So a “credible workforce” outweighs the person’s free speech right “to be a Klansman and a police officer at the same time,” White says. The university’s stance, according to him, is that “we need everyone working for the university to be super-woke,” and if someone is not super-woke, it causes a disruption.
“It’s a pretty lousy argument actually,” White says. “And it would be pretty embarrassing for the university to argue that it’s so disruptive for an employee to tweet a link to the New York Post, that it makes it unreasonably difficult for them to do their job.”
White observes this is a problem U.S. institutions of higher learning are constantly wrangling with: trying to respect First Amendment rights while placating Gen Z students who want to muzzle and punish people they disagree with, he says.
According to White, modern students “are costing their schools gigantic amounts of money” on legal bills, fighting First Amendment battles that “are not even close.”
But when you have deep pockets like ASU, maybe a pricey First Amendment defense is the cost of doing business.
Wilenchik says ultimately – in a matter of weeks or months – there will be a hearing on his request for an injunction to reinstate Klein, but that before it gets to that stage, ASU’s attorneys may seek an evidentiary hearing on disputed facts in an effort to slow down the litigation.
In its statement, ASU contends that “Klein’s conduct in the aftermath of the tweet – rather than the tweet itself” was the reason for her removal from the position. He says ASU’s attorneys have argued to him that the interviews Klein gave about her situation after the fact, and her discussions with political figures, make her unfit to be Blaze’s station manager.
But Wilenchik says he’s familiar with this post-firing game of “gotcha” from the employment law cases he’s done. The problem for ASU is that Klein’s interviews and talks with politicos are also protected by the First Amendment.
Meanwhile, for Klein, the whole ordeal has put her off journalism altogether.

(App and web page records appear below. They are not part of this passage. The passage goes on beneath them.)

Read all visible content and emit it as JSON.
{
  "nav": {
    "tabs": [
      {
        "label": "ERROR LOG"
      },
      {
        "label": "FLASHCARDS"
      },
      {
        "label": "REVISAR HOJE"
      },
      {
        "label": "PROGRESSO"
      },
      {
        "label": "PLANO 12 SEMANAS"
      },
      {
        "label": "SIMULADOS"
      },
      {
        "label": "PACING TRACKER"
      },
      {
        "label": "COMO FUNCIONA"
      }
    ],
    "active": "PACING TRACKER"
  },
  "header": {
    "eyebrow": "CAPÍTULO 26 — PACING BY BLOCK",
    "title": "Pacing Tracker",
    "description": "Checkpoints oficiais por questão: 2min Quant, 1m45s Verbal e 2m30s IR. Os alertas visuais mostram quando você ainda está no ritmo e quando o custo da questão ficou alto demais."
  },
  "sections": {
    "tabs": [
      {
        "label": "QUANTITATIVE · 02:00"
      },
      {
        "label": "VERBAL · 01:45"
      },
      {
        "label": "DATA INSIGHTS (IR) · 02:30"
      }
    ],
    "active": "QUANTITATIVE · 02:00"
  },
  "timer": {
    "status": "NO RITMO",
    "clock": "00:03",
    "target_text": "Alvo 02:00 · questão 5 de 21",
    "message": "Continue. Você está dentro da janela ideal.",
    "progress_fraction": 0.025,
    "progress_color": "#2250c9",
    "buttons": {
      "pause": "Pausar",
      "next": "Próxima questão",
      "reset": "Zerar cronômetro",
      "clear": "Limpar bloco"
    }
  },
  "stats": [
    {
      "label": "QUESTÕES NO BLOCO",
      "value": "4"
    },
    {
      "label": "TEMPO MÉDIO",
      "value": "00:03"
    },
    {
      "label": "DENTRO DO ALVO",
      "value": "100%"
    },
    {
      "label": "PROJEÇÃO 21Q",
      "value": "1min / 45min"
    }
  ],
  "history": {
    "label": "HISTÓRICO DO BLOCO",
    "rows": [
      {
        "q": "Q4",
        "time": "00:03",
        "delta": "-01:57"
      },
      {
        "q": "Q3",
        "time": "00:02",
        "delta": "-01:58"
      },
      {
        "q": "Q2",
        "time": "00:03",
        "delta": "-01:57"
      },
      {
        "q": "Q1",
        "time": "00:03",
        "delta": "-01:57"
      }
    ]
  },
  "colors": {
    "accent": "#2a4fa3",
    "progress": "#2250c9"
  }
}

Though she has received a couple of job offers from smaller conservative news outlets, she doesn’t seem that interested.
Instead, she’s headed to where the real money is: law school.